### Record set
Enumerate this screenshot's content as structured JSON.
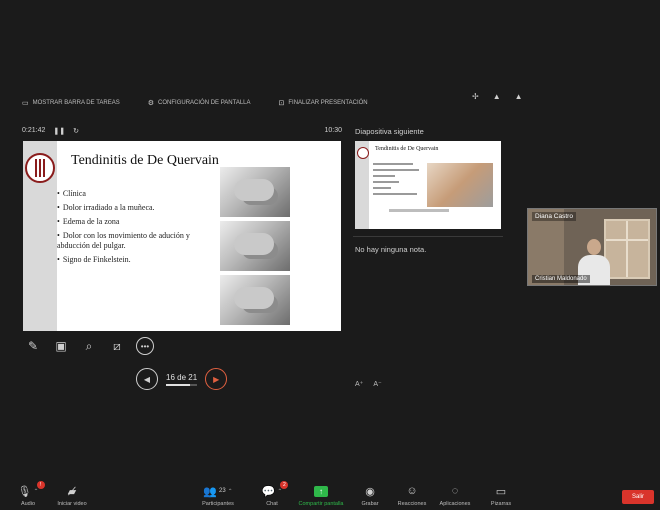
{
  "presenter_toolbar": {
    "items": [
      {
        "icon": "taskbar-icon",
        "label": "MOSTRAR BARRA DE TAREAS"
      },
      {
        "icon": "display-settings-icon",
        "label": "CONFIGURACIÓN DE PANTALLA"
      },
      {
        "icon": "end-slideshow-icon",
        "label": "FINALIZAR PRESENTACIÓN"
      }
    ]
  },
  "timer": {
    "elapsed": "0:21:42",
    "clock": "10:30"
  },
  "next_slide_label": "Diapositiva siguiente",
  "current_slide": {
    "title": "Tendinitis de De Quervain",
    "bullets": [
      "Clínica",
      "Dolor irradiado a la muñeca.",
      "Edema de la zona",
      "Dolor con los movimiento de adución y abducción del pulgar.",
      "Signo de Finkelstein."
    ]
  },
  "next_slide": {
    "title": "Tendinitis de De Quervain"
  },
  "notes_text": "No hay ninguna nota.",
  "page_indicator": {
    "text": "16 de 21",
    "current": 16,
    "total": 21
  },
  "participant": {
    "name_top": "Diana Castro",
    "name_bottom": "Cristian Maldonado"
  },
  "bottom_bar": {
    "audio": {
      "label": "Audio",
      "badge": "!"
    },
    "video": {
      "label": "Iniciar video"
    },
    "participants": {
      "label": "Participantes",
      "count": "23"
    },
    "chat": {
      "label": "Chat",
      "badge": "2"
    },
    "share": {
      "label": "Compartir pantalla"
    },
    "record": {
      "label": "Grabar"
    },
    "reactions": {
      "label": "Reacciones"
    },
    "apps": {
      "label": "Aplicaciones"
    },
    "whiteboards": {
      "label": "Pizarras"
    },
    "end": {
      "label": "Salir"
    }
  },
  "colors": {
    "accent_green": "#2fb84a",
    "end_red": "#d9342b",
    "next_orange": "#e06040"
  }
}
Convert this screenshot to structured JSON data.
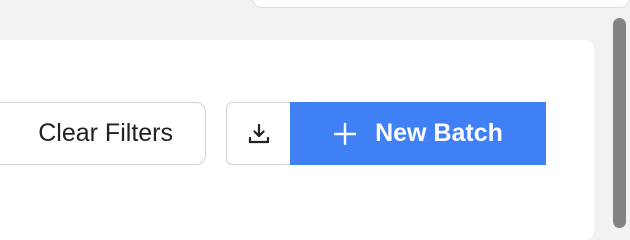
{
  "toolbar": {
    "clear_filters_label": "Clear Filters",
    "download_icon": "download-icon",
    "new_batch_label": "New Batch",
    "new_batch_icon": "plus-icon"
  },
  "colors": {
    "primary": "#3f80f5",
    "background": "#f2f2f2",
    "panel": "#ffffff",
    "border": "#d2d2d2",
    "scrollbar_thumb": "#838383"
  }
}
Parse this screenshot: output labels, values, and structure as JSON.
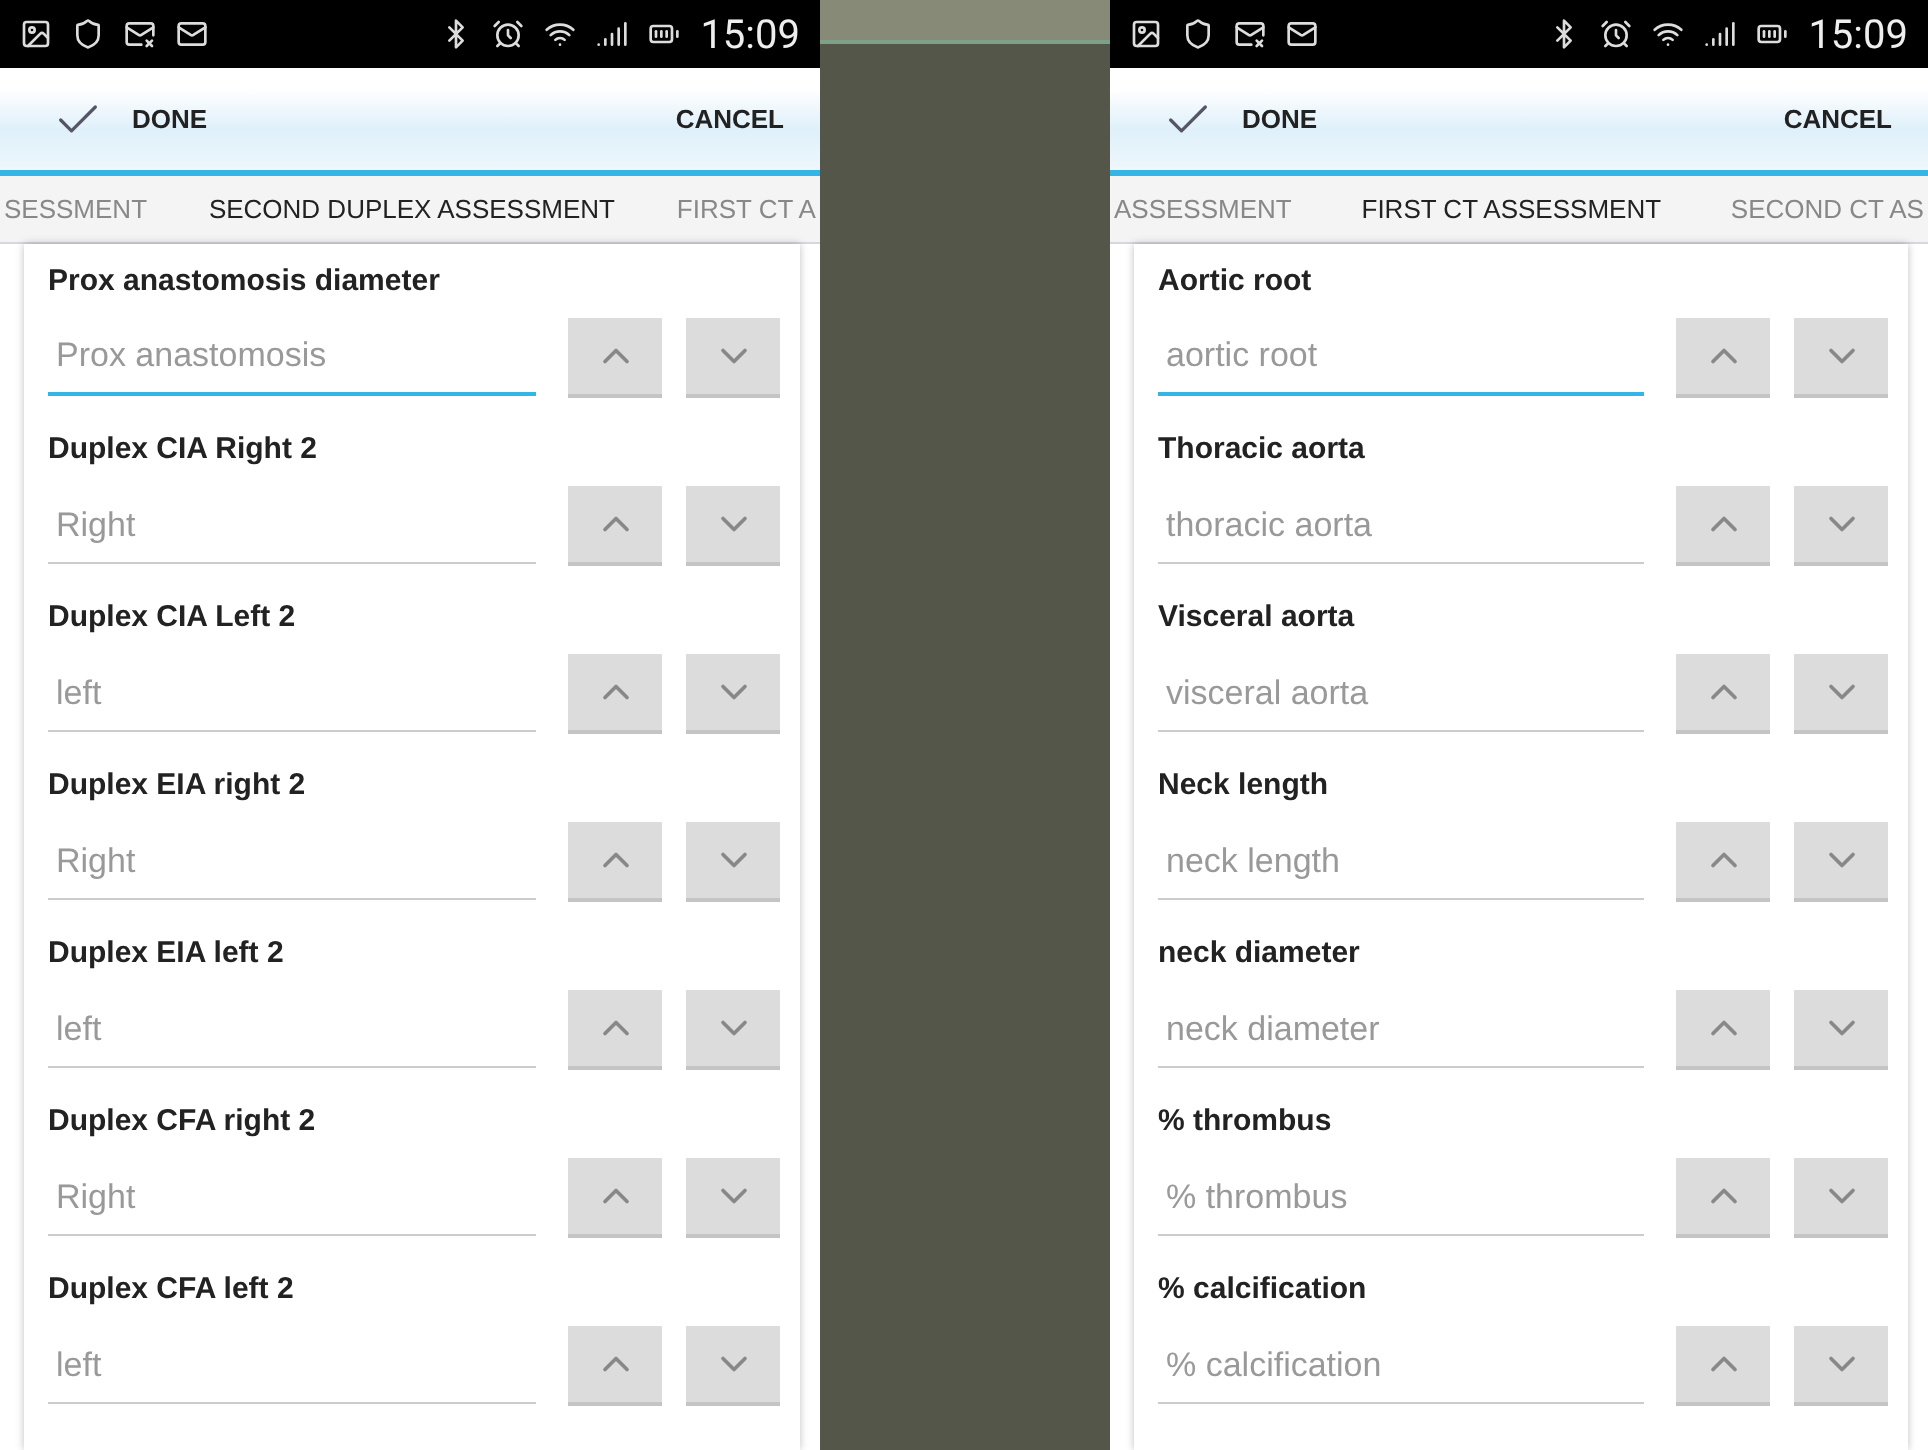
{
  "screens": [
    {
      "status_time": "15:09",
      "header": {
        "done": "DONE",
        "cancel": "CANCEL"
      },
      "tabs": [
        {
          "label": "SESSMENT",
          "selected": false
        },
        {
          "label": "SECOND DUPLEX ASSESSMENT",
          "selected": true
        },
        {
          "label": "FIRST CT A",
          "selected": false
        }
      ],
      "fields": [
        {
          "label": "Prox anastomosis diameter",
          "placeholder": "Prox anastomosis",
          "focused": true
        },
        {
          "label": "Duplex CIA Right 2",
          "placeholder": "Right",
          "focused": false
        },
        {
          "label": "Duplex CIA Left 2",
          "placeholder": "left",
          "focused": false
        },
        {
          "label": "Duplex EIA right 2",
          "placeholder": "Right",
          "focused": false
        },
        {
          "label": "Duplex EIA left 2",
          "placeholder": "left",
          "focused": false
        },
        {
          "label": "Duplex CFA right 2",
          "placeholder": "Right",
          "focused": false
        },
        {
          "label": "Duplex CFA left 2",
          "placeholder": "left",
          "focused": false
        }
      ]
    },
    {
      "status_time": "15:09",
      "header": {
        "done": "DONE",
        "cancel": "CANCEL"
      },
      "tabs": [
        {
          "label": "ASSESSMENT",
          "selected": false
        },
        {
          "label": "FIRST CT ASSESSMENT",
          "selected": true
        },
        {
          "label": "SECOND CT AS",
          "selected": false
        }
      ],
      "fields": [
        {
          "label": "Aortic root",
          "placeholder": "aortic root",
          "focused": true
        },
        {
          "label": "Thoracic aorta",
          "placeholder": "thoracic aorta",
          "focused": false
        },
        {
          "label": "Visceral aorta",
          "placeholder": "visceral aorta",
          "focused": false
        },
        {
          "label": "Neck length",
          "placeholder": "neck length",
          "focused": false
        },
        {
          "label": "neck diameter",
          "placeholder": "neck diameter",
          "focused": false
        },
        {
          "label": "% thrombus",
          "placeholder": "% thrombus",
          "focused": false
        },
        {
          "label": "% calcification",
          "placeholder": "% calcification",
          "focused": false
        }
      ]
    }
  ]
}
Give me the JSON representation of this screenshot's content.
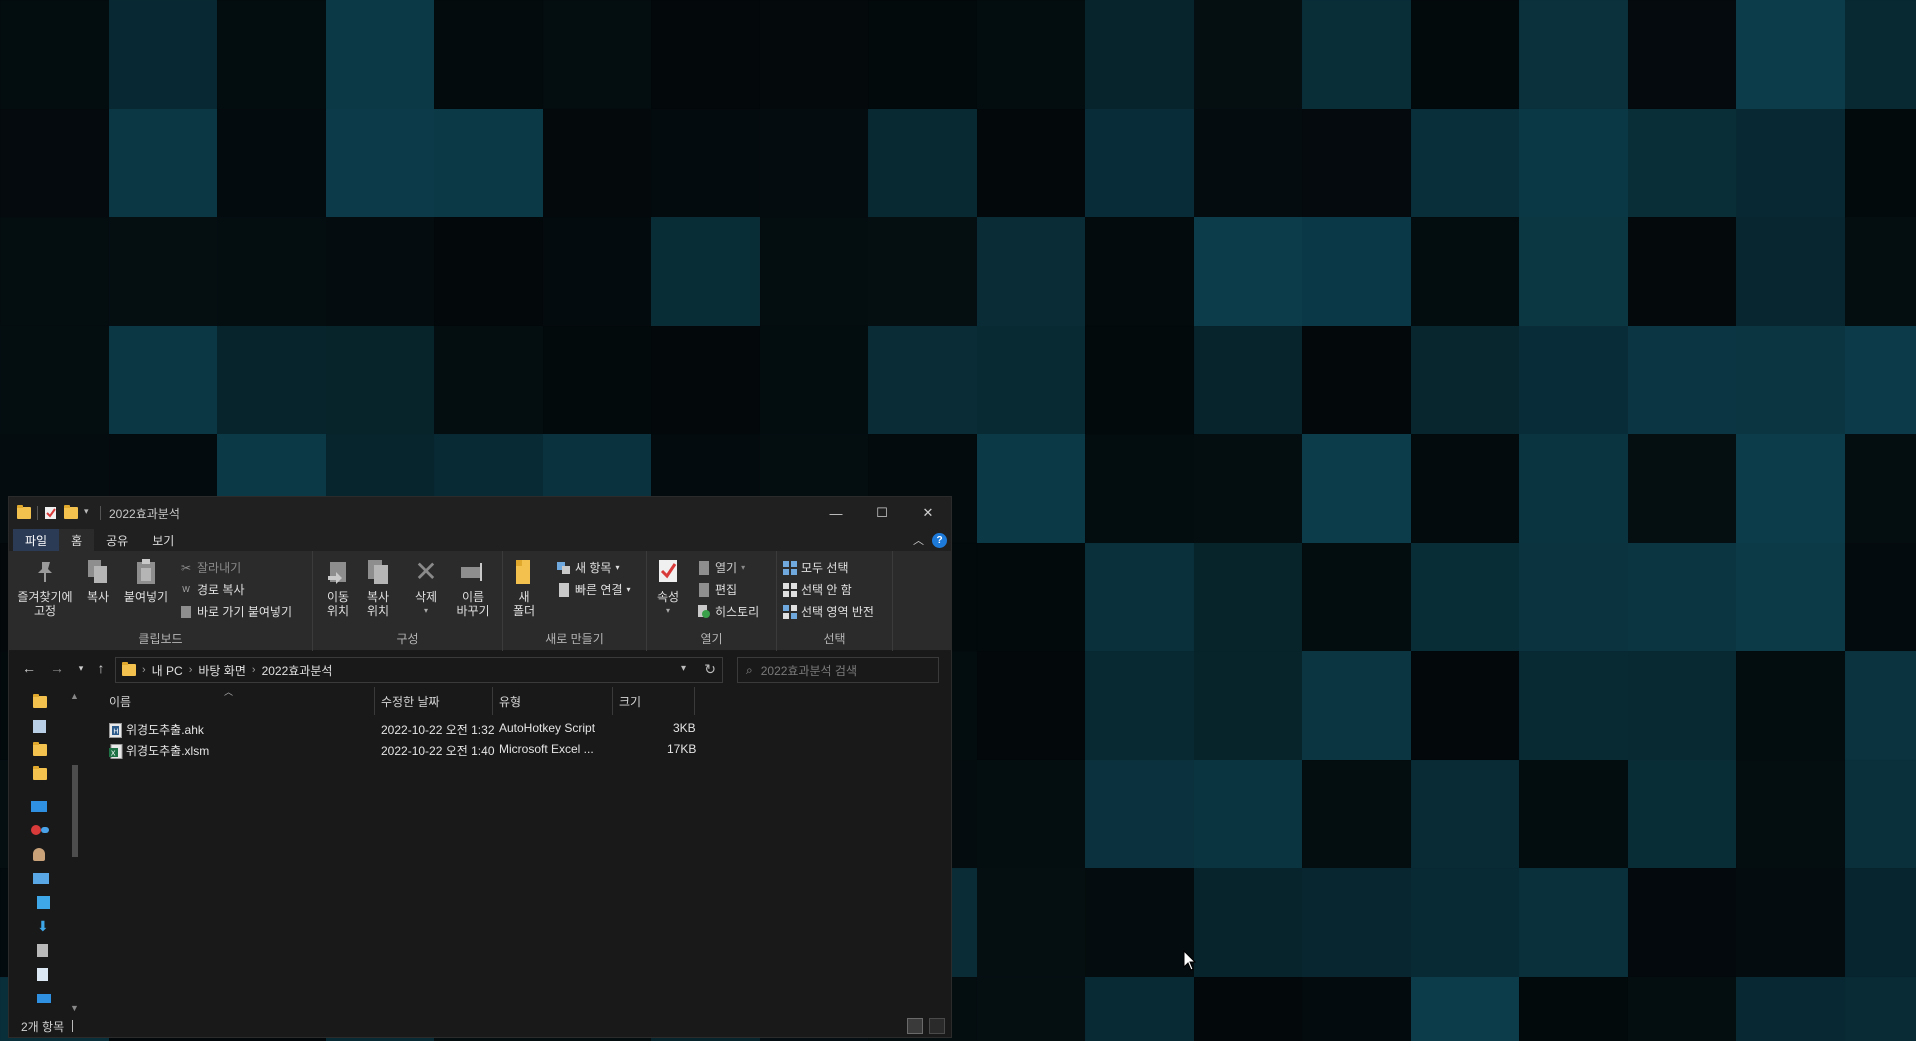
{
  "window": {
    "title": "2022효과분석",
    "controls": {
      "minimize": "—",
      "maximize": "☐",
      "close": "✕"
    }
  },
  "ribbon_tabs": [
    "파일",
    "홈",
    "공유",
    "보기"
  ],
  "ribbon": {
    "clipboard": {
      "label": "클립보드",
      "pin": [
        "즐겨찾기에",
        "고정"
      ],
      "copy": "복사",
      "paste": "붙여넣기",
      "cut": "잘라내기",
      "copy_path": "경로 복사",
      "paste_shortcut": "바로 가기 붙여넣기"
    },
    "organize": {
      "label": "구성",
      "move_to": [
        "이동",
        "위치"
      ],
      "copy_to": [
        "복사",
        "위치"
      ],
      "delete": "삭제",
      "rename": [
        "이름",
        "바꾸기"
      ]
    },
    "new": {
      "label": "새로 만들기",
      "new_folder": [
        "새",
        "폴더"
      ],
      "new_item": "새 항목",
      "easy_access": "빠른 연결"
    },
    "open": {
      "label": "열기",
      "properties": "속성",
      "open": "열기",
      "edit": "편집",
      "history": "히스토리"
    },
    "select": {
      "label": "선택",
      "select_all": "모두 선택",
      "select_none": "선택 안 함",
      "invert": "선택 영역 반전"
    }
  },
  "address": {
    "crumbs": [
      "내 PC",
      "바탕 화면",
      "2022효과분석"
    ],
    "search_placeholder": "2022효과분석 검색"
  },
  "columns": [
    "이름",
    "수정한 날짜",
    "유형",
    "크기"
  ],
  "files": [
    {
      "name": "위경도추출.ahk",
      "date": "2022-10-22 오전 1:32",
      "type": "AutoHotkey Script",
      "size": "3KB",
      "icon": "ahk-file-icon"
    },
    {
      "name": "위경도추출.xlsm",
      "date": "2022-10-22 오전 1:40",
      "type": "Microsoft Excel ...",
      "size": "17KB",
      "icon": "excel-file-icon"
    }
  ],
  "status": {
    "count": "2개 항목"
  },
  "colors": {
    "desktop_bg": "#020506",
    "tile_teal": "#0c3c4a",
    "window_bg": "#191919",
    "ribbon_bg": "#2b2b2b",
    "accent_blue": "#1e7ad9"
  }
}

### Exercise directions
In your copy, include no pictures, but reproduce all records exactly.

### Exercise answer
Enumerate this screenshot's content as structured JSON.
{
  "presenter_toolbar": {
    "items": [
      {
        "icon": "taskbar-icon",
        "label": "MOSTRAR BARRA DE TAREAS"
      },
      {
        "icon": "display-settings-icon",
        "label": "CONFIGURACIÓN DE PANTALLA"
      },
      {
        "icon": "end-slideshow-icon",
        "label": "FINALIZAR PRESENTACIÓN"
      }
    ]
  },
  "timer": {
    "elapsed": "0:21:42",
    "clock": "10:30"
  },
  "next_slide_label": "Diapositiva siguiente",
  "current_slide": {
    "title": "Tendinitis de De Quervain",
    "bullets": [
      "Clínica",
      "Dolor irradiado a la muñeca.",
      "Edema de la zona",
      "Dolor con los movimiento de adución y abducción del pulgar.",
      "Signo de Finkelstein."
    ]
  },
  "next_slide": {
    "title": "Tendinitis de De Quervain"
  },
  "notes_text": "No hay ninguna nota.",
  "page_indicator": {
    "text": "16 de 21",
    "current": 16,
    "total": 21
  },
  "participant": {
    "name_top": "Diana Castro",
    "name_bottom": "Cristian Maldonado"
  },
  "bottom_bar": {
    "audio": {
      "label": "Audio",
      "badge": "!"
    },
    "video": {
      "label": "Iniciar video"
    },
    "participants": {
      "label": "Participantes",
      "count": "23"
    },
    "chat": {
      "label": "Chat",
      "badge": "2"
    },
    "share": {
      "label": "Compartir pantalla"
    },
    "record": {
      "label": "Grabar"
    },
    "reactions": {
      "label": "Reacciones"
    },
    "apps": {
      "label": "Aplicaciones"
    },
    "whiteboards": {
      "label": "Pizarras"
    },
    "end": {
      "label": "Salir"
    }
  },
  "colors": {
    "accent_green": "#2fb84a",
    "end_red": "#d9342b",
    "next_orange": "#e06040"
  }
}
Convert this screenshot to structured JSON data.
{
  "toolbar": {
    "clear_filters_label": "Clear Filters",
    "download_icon": "download-icon",
    "new_batch_label": "New Batch",
    "new_batch_icon": "plus-icon"
  },
  "colors": {
    "primary": "#3f80f5",
    "background": "#f2f2f2",
    "panel": "#ffffff",
    "border": "#d2d2d2",
    "scrollbar_thumb": "#838383"
  }
}
Parse this screenshot: output labels, values, and structure as JSON.
{
  "screens": [
    {
      "status_time": "15:09",
      "header": {
        "done": "DONE",
        "cancel": "CANCEL"
      },
      "tabs": [
        {
          "label": "SESSMENT",
          "selected": false
        },
        {
          "label": "SECOND DUPLEX ASSESSMENT",
          "selected": true
        },
        {
          "label": "FIRST CT A",
          "selected": false
        }
      ],
      "fields": [
        {
          "label": "Prox anastomosis diameter",
          "placeholder": "Prox anastomosis",
          "focused": true
        },
        {
          "label": "Duplex CIA Right 2",
          "placeholder": "Right",
          "focused": false
        },
        {
          "label": "Duplex CIA Left 2",
          "placeholder": "left",
          "focused": false
        },
        {
          "label": "Duplex EIA right 2",
          "placeholder": "Right",
          "focused": false
        },
        {
          "label": "Duplex EIA left 2",
          "placeholder": "left",
          "focused": false
        },
        {
          "label": "Duplex CFA right 2",
          "placeholder": "Right",
          "focused": false
        },
        {
          "label": "Duplex CFA left 2",
          "placeholder": "left",
          "focused": false
        }
      ]
    },
    {
      "status_time": "15:09",
      "header": {
        "done": "DONE",
        "cancel": "CANCEL"
      },
      "tabs": [
        {
          "label": "ASSESSMENT",
          "selected": false
        },
        {
          "label": "FIRST CT ASSESSMENT",
          "selected": true
        },
        {
          "label": "SECOND CT AS",
          "selected": false
        }
      ],
      "fields": [
        {
          "label": "Aortic root",
          "placeholder": "aortic root",
          "focused": true
        },
        {
          "label": "Thoracic aorta",
          "placeholder": "thoracic aorta",
          "focused": false
        },
        {
          "label": "Visceral aorta",
          "placeholder": "visceral aorta",
          "focused": false
        },
        {
          "label": "Neck length",
          "placeholder": "neck length",
          "focused": false
        },
        {
          "label": "neck diameter",
          "placeholder": "neck diameter",
          "focused": false
        },
        {
          "label": "% thrombus",
          "placeholder": "% thrombus",
          "focused": false
        },
        {
          "label": "% calcification",
          "placeholder": "% calcification",
          "focused": false
        }
      ]
    }
  ]
}
Give me the JSON representation of this screenshot's content.
{
  "window": {
    "title": "2022효과분석",
    "controls": {
      "minimize": "—",
      "maximize": "☐",
      "close": "✕"
    }
  },
  "ribbon_tabs": [
    "파일",
    "홈",
    "공유",
    "보기"
  ],
  "ribbon": {
    "clipboard": {
      "label": "클립보드",
      "pin": [
        "즐겨찾기에",
        "고정"
      ],
      "copy": "복사",
      "paste": "붙여넣기",
      "cut": "잘라내기",
      "copy_path": "경로 복사",
      "paste_shortcut": "바로 가기 붙여넣기"
    },
    "organize": {
      "label": "구성",
      "move_to": [
        "이동",
        "위치"
      ],
      "copy_to": [
        "복사",
        "위치"
      ],
      "delete": "삭제",
      "rename": [
        "이름",
        "바꾸기"
      ]
    },
    "new": {
      "label": "새로 만들기",
      "new_folder": [
        "새",
        "폴더"
      ],
      "new_item": "새 항목",
      "easy_access": "빠른 연결"
    },
    "open": {
      "label": "열기",
      "properties": "속성",
      "open": "열기",
      "edit": "편집",
      "history": "히스토리"
    },
    "select": {
      "label": "선택",
      "select_all": "모두 선택",
      "select_none": "선택 안 함",
      "invert": "선택 영역 반전"
    }
  },
  "address": {
    "crumbs": [
      "내 PC",
      "바탕 화면",
      "2022효과분석"
    ],
    "search_placeholder": "2022효과분석 검색"
  },
  "columns": [
    "이름",
    "수정한 날짜",
    "유형",
    "크기"
  ],
  "files": [
    {
      "name": "위경도추출.ahk",
      "date": "2022-10-22 오전 1:32",
      "type": "AutoHotkey Script",
      "size": "3KB",
      "icon": "ahk-file-icon"
    },
    {
      "name": "위경도추출.xlsm",
      "date": "2022-10-22 오전 1:40",
      "type": "Microsoft Excel ...",
      "size": "17KB",
      "icon": "excel-file-icon"
    }
  ],
  "status": {
    "count": "2개 항목"
  },
  "colors": {
    "desktop_bg": "#020506",
    "tile_teal": "#0c3c4a",
    "window_bg": "#191919",
    "ribbon_bg": "#2b2b2b",
    "accent_blue": "#1e7ad9"
  }
}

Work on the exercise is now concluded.